“The Special Olympics Flame of Hope, a symbol which is a part of Special Olympics Games, has always been a beacon lighting the way for inclusion of people with intellectual disabilities,” Special Olympics International CEO Mary Davis said. “The Eternal Flame of Hope monument will be a constant reminder that when in doubt, choose to include. The monument symbolizes the eternal hope that Special Olympics provides to athletes and their families, and in turn, the eternal hope that Special Olympics athletes provide to the world.”
The idea for Special Olympics came from the 23-year-old Anne McGlone Burke, a Chicago Park District instructor who in 1967 was running a program for children with intellectual disabilities at West Pullman Park. She presented the idea of a citywide track meet to Eunice Kennedy Shriver, the Joseph P. Kennedy Foundation and City of Chicago Mayor Richard J. Daley. It was the combined resources and commitments of the Kennedy Foundation, Daley and others that led to those first games.
“No matter your title or your job, whether you were a pipe fitter, a lifeguard, a teacher or a volunteer, the first International Special Olympics Games brought everyone together in a citywide effort. The first games created a contagious affection for these children and adults. Instead of being shut away, individuals with intellectual disabilities were finally seen for what they were and are – people with hopes, dreams and enormous potential,” Illinois Supreme Court Justice Anne Burke said.
This summer, July 17-21, Chicago will again host athletes from around the world for a 50th Anniversary celebration. On July 20, law enforcement officers from across the region will run alongside Special Olympics athletes in the Law Enforcement Torch Run. This 4-mile run will take place on the lakefront bike path and will conclude with the lighting of the Eternal Flame of Hope.

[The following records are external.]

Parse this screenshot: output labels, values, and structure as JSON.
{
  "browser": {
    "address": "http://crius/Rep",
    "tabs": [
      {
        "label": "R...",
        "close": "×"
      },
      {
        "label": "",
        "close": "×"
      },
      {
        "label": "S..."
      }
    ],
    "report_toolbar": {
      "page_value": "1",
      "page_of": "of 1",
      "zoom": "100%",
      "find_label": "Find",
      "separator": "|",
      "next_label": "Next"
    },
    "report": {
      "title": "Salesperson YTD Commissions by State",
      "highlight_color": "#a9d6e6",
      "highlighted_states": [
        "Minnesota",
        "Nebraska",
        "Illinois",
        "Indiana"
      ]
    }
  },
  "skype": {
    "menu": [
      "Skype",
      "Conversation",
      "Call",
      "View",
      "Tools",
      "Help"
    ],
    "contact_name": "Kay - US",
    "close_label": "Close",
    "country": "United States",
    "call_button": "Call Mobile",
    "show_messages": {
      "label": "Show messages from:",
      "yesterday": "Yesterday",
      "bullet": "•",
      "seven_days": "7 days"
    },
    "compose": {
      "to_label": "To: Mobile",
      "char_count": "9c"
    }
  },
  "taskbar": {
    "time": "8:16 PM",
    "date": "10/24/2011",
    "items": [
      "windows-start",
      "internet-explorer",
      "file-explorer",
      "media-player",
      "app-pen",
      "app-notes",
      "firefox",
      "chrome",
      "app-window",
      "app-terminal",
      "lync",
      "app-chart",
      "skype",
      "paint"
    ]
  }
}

“The Eternal Flame of Hope will provide great joy and pride to all who visit and reflect on the past, presen, and future of Special Olympics,” Special Olympics Chicago President Kevin Magnuson said. “We are extremely grateful to the Chicago Park District and the City of Chicago for supporting this spectacular project celebrating Special Olympics 50th Anniversary in the exact place where it all began on July 20, 1968.”

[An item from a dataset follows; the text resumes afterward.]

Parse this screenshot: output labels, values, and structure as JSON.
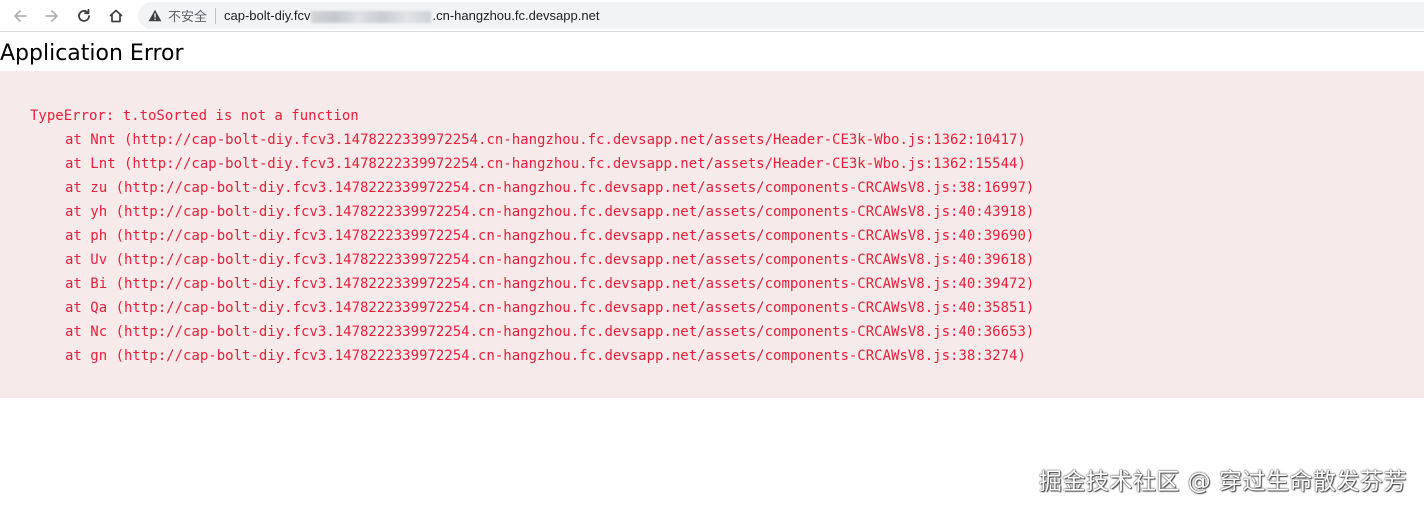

Today, Special Olympics is a global inclusion movement that reaches 5 million athletes in 172 countries using sport, health, education and leadership programs every day around the world to empower people with intellectual disabilities.
“Special Olympics Illinois is thrilled that Chicago will be home to the 50th Anniversary celebration for Special Olympics,” Special Olympics Illinois President and CEO Dave Breen said. “We look forward to celebrating the past, present, and future of the movement in our home state – one that served as the birthplace of Special Olympics. As we embark on the next 50 years, the Eternal Flame of Hope monument will serve as a great and powerful reminder to live and play inclusively.”

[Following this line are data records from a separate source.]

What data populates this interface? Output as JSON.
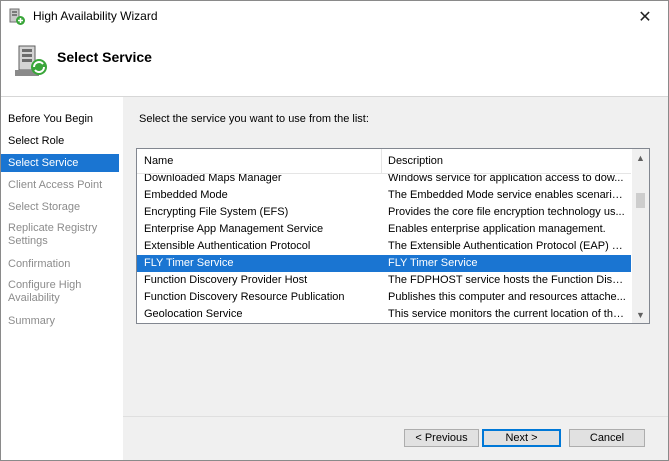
{
  "window": {
    "title": "High Availability Wizard"
  },
  "header": {
    "title": "Select Service"
  },
  "sidebar": {
    "steps": [
      {
        "label": "Before You Begin",
        "state": "done"
      },
      {
        "label": "Select Role",
        "state": "done"
      },
      {
        "label": "Select Service",
        "state": "active"
      },
      {
        "label": "Client Access Point",
        "state": "disabled"
      },
      {
        "label": "Select Storage",
        "state": "disabled"
      },
      {
        "label": "Replicate Registry Settings",
        "state": "disabled"
      },
      {
        "label": "Confirmation",
        "state": "disabled"
      },
      {
        "label": "Configure High Availability",
        "state": "disabled"
      },
      {
        "label": "Summary",
        "state": "disabled"
      }
    ]
  },
  "main": {
    "instruction": "Select the service you want to use from the list:",
    "list": {
      "columns": [
        "Name",
        "Description"
      ],
      "rows": [
        {
          "name": "Downloaded Maps Manager",
          "description": "Windows service for application access to dow..."
        },
        {
          "name": "Embedded Mode",
          "description": "The Embedded Mode service enables scenario..."
        },
        {
          "name": "Encrypting File System (EFS)",
          "description": "Provides the core file encryption technology us..."
        },
        {
          "name": "Enterprise App Management Service",
          "description": "Enables enterprise application management."
        },
        {
          "name": "Extensible Authentication Protocol",
          "description": "The Extensible Authentication Protocol (EAP) s..."
        },
        {
          "name": "FLY Timer Service",
          "description": "FLY Timer Service",
          "selected": true
        },
        {
          "name": "Function Discovery Provider Host",
          "description": "The FDPHOST service hosts the Function Disc..."
        },
        {
          "name": "Function Discovery Resource Publication",
          "description": "Publishes this computer and resources attache..."
        },
        {
          "name": "Geolocation Service",
          "description": "This service monitors the current location of the..."
        }
      ]
    }
  },
  "buttons": {
    "previous": "< Previous",
    "next": "Next >",
    "cancel": "Cancel"
  },
  "icons": {
    "close": "close-icon",
    "app": "cluster-wizard-icon",
    "header": "cluster-server-icon",
    "scroll_up": "scroll-up-icon",
    "scroll_down": "scroll-down-icon"
  },
  "colors": {
    "accent": "#1a75d2",
    "content_bg": "#f0f0f0",
    "disabled_text": "#8c8c8c"
  }
}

Many other events will also be taking place July 17-21. More information about the week’s festivities can be found at www.specialolympics50.org.
Click here for more photos of the groundbreaking: https://www.flickr.com/photos/soill50th/albums.
Chicago 50th celebration events are proudly supported by the Special Olympics 50th Anniversary Celebration Official Host Committee. Co-Chairs of the committee, which is still in formation, are Bank of America, Chicago Federation of Labor, CME Group, Coca-Cola, ESPN, TOYOTA and United Airlines. Committee members include Arne & Ruth Sorenson, Chicago Cubs, Chicago Park District, Chicagoland Sports Hall of Fame, Choose Chicago, Citgo, ComEd, Great Lakes Coca-Cola, Hasbro, Hyatt Foundation, Knights of Columbus, Law Enforcement Torch Run, Lions Clubs International, McHugh Construction, P. Jay and Jenny Fortner Fund, Peoples Gas and Pro Football Weekly.